Gourami (Photo credit: Wikipedia)

They have been selectively bred, producing a number of different colour variations. It is likely that many of these are inbred, and suffer from the lack of vigour frequently caused by inbreeding.
Most of the Dwarf Gouramis bred in places like Singapore will have been kept in controlled conditions and individuals which would have died out quickly in the wild will have survived and often been used for breeding. Related to this is that in captivity fast growth would have been selected for, and particularly fast growth under the near forcing diets fed to commercially bred fish. The fast growing fish are often not as hardy as wild ones.

Related to the lack of hardiness in many commercially bred Dwarf gouramis is the fact that many of them are diseased. They are susceptible to the normal aquarium fish diseases, but one is of particular concern. This is the Dwarf Gourami Iridovirus.

This disease kills the Dwarf Gouramis slowly, sometimes taking as long as a year to kill them. The symptoms include wasting of the fish and there is little doubt that before this disease was identified, fish tuberculosis was blamed for some of the deaths from this virus. This virus may have become a problem because of the extensive inbreeding of this fish in Singapore.

Many virus diseases are specific to a single species, and it is frequently reported that only Dwarf Gouramis can get the Dwarf Gourami Iridovirus. However there are also many conflicting reports.
One study by a team led by Professor Richard Whittington of the University of Sydney, Australia found a 99.95% genetic similarity between the Dwarf Gourami Iridovirus and a virus outbreak in 2003 that killed farmed Murray Cod, Maccullochella peelii peelii. A test showed that Murray Cod can be infected with the Dwarf Gourami Iridovirus, and had 90% mortality.

There is fear that the Mosquito fish (Gambusia species) can act as a carrier for this virus and aid its spread through wild fish populations. This virus has also been reported as affecting swordtails.
One of the problems with these reports is that there are many types of fish Iridoviruses. Some of them will kill or make the fish ill while others seem to have no bad effects on the fish. To really find out what is happening would take a major research effort.
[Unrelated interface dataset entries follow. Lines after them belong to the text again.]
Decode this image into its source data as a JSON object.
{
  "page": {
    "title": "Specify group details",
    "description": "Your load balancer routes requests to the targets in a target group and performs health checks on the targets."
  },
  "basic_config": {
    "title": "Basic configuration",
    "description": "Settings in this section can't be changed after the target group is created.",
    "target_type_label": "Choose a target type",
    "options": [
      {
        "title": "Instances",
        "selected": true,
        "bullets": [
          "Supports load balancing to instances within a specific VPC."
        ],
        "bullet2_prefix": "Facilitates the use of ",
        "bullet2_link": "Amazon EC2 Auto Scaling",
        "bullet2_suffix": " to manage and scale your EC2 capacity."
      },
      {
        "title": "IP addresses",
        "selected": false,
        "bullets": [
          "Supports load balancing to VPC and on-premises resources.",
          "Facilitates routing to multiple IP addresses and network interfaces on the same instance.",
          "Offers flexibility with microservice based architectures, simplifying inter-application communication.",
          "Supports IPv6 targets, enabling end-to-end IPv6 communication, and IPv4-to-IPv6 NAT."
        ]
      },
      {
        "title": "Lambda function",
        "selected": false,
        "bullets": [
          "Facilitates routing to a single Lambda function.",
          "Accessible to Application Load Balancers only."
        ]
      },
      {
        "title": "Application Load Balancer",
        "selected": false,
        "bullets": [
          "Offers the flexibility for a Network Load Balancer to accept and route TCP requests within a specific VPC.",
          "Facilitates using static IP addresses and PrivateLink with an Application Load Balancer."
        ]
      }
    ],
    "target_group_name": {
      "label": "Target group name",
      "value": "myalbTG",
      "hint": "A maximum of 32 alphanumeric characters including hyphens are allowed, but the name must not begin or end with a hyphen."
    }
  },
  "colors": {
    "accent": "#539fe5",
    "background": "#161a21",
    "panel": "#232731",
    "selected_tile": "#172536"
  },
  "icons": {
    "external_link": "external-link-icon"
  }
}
Several internet articles say that 22% of Dwarf Gouramis coming out of Singapore have this virus. This figure is actually based on an study of Dwarf Gouramis in Australian retail aquarium shops. The study found that 22% of these fish were infected with this virus. All the tested fish had been imported from Singapore. The fairly reasonable jump was made to state that 22% of the Dwarf Gouramis coming out of Singapore were infected.

Of course all the tested fish would have been through quarantine and any fish showing signs of disease would have been destroyed. If any batch of fish had a lot of diseased specimens the whole batch would have been destroyed. If an importer loses a whole batch of fish he has lost a lot of money and would look for another supplier.
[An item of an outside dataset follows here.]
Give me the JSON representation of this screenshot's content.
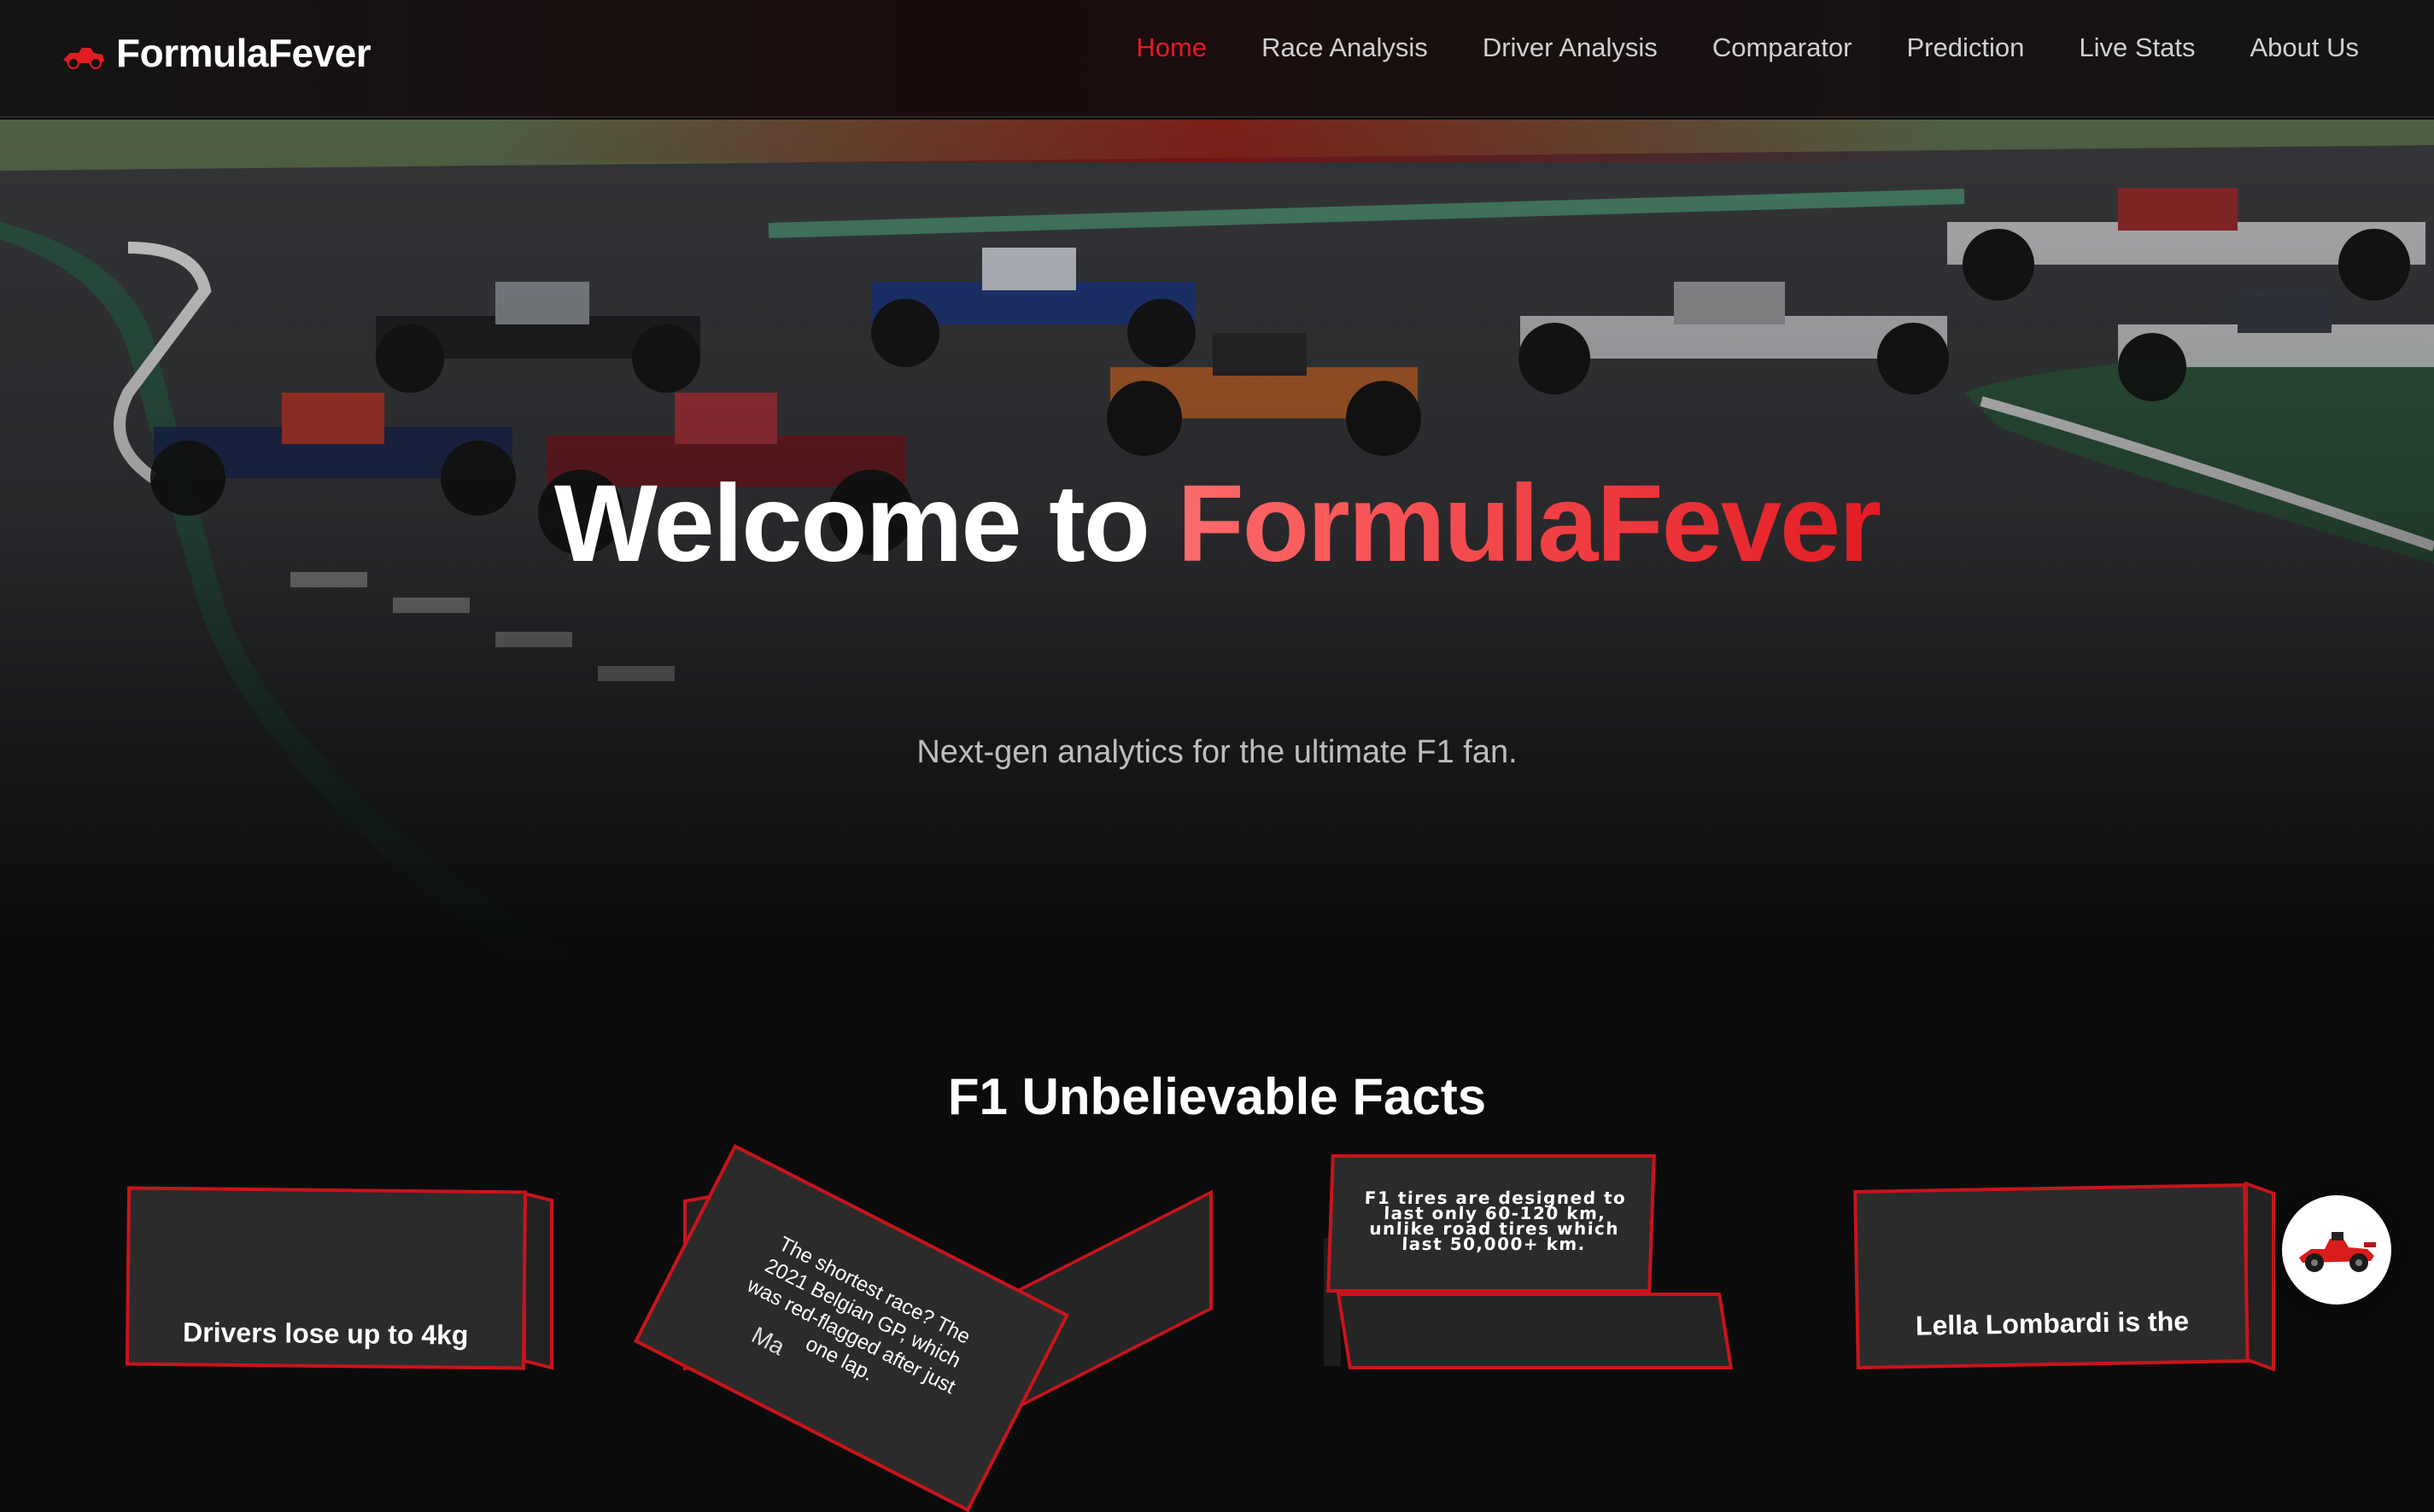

At least one normally reputable internet site says that most of the fish coming out of Singapore are infecte 22% is a very worrying figure, but it certainly is not "most".
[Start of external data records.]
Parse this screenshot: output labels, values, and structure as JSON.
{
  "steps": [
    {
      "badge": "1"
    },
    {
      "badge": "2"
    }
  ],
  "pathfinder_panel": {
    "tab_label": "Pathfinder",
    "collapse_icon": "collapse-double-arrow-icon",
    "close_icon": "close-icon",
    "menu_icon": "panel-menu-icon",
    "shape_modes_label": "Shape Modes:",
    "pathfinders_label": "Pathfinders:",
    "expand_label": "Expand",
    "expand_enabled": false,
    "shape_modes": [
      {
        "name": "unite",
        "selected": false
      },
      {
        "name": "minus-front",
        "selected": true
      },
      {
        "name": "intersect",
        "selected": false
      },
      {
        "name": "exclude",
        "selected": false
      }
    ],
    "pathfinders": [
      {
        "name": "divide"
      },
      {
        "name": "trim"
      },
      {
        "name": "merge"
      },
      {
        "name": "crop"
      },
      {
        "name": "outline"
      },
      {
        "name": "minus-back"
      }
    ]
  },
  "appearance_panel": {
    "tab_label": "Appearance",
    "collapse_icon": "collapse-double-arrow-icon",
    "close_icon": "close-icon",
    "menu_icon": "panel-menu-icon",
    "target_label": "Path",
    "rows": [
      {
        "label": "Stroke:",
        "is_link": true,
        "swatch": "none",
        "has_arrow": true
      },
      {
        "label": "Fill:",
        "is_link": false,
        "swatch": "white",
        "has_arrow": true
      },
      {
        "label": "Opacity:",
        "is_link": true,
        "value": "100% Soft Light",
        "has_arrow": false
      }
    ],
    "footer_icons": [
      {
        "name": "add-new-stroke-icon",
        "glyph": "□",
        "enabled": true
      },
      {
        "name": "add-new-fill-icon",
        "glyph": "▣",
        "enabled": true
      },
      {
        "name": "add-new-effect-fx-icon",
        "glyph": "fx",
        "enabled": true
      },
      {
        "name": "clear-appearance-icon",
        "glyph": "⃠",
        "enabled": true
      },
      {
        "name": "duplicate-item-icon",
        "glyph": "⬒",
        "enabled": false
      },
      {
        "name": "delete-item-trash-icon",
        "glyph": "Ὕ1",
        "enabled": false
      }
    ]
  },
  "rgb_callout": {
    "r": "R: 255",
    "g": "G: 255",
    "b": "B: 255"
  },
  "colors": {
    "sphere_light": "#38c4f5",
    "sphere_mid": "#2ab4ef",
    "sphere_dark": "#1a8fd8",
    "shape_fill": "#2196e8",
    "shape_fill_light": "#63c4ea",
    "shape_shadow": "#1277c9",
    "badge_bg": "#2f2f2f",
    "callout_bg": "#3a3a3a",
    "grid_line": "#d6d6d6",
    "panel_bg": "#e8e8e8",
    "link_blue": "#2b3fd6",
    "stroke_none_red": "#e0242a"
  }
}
Government Action Needed Now!
The trade in ornamental fish is a major part of Singapore's trade. If there is a problem this serious with Singapore's fish, it needs to be fixed.

Some years ago, a large ornamental fish farm in Australia had a serious problem with a fish disease. With government help they systematically eradicated the disease. This fish farm now has an extremely good reputation for the quality of their fish. Unfortunately they do not breed Dwarf Gouramis.

The government of Singapore needs to recognise that there is a serious problem and to solve it before Singapore's export trade in fish is ruined.

Big Al's Aquarium Services, Ltd.